THE TASK -> Looking at the records below, say how many lines include "label", and add nothing else.

Content starts

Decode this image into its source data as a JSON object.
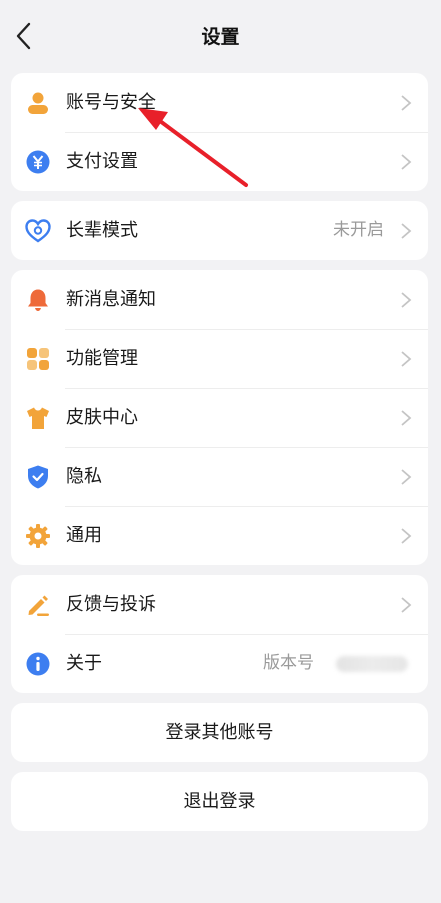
{
  "header": {
    "title": "设置"
  },
  "group1": {
    "account": {
      "label": "账号与安全",
      "icon": "user-icon",
      "color": "#f2a43a"
    },
    "payment": {
      "label": "支付设置",
      "icon": "yen-icon",
      "color": "#3d7ef0"
    }
  },
  "group2": {
    "elder": {
      "label": "长辈模式",
      "value": "未开启",
      "icon": "heart-icon",
      "color": "#3d7ef0"
    }
  },
  "group3": {
    "notify": {
      "label": "新消息通知",
      "icon": "bell-icon",
      "color": "#ee6a3a"
    },
    "features": {
      "label": "功能管理",
      "icon": "grid-icon",
      "color": "#f2a43a"
    },
    "skin": {
      "label": "皮肤中心",
      "icon": "shirt-icon",
      "color": "#f2a43a"
    },
    "privacy": {
      "label": "隐私",
      "icon": "shield-icon",
      "color": "#3d7ef0"
    },
    "general": {
      "label": "通用",
      "icon": "gear-icon",
      "color": "#f2a43a"
    }
  },
  "group4": {
    "feedback": {
      "label": "反馈与投诉",
      "icon": "edit-icon",
      "color": "#f2a43a"
    },
    "about": {
      "label": "关于",
      "value": "版本号",
      "icon": "info-icon",
      "color": "#3d7ef0"
    }
  },
  "buttons": {
    "switch_account": "登录其他账号",
    "logout": "退出登录"
  },
  "annotation": {
    "color": "#e8202a"
  }
}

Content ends

RESULT OF THIS TASK -> 10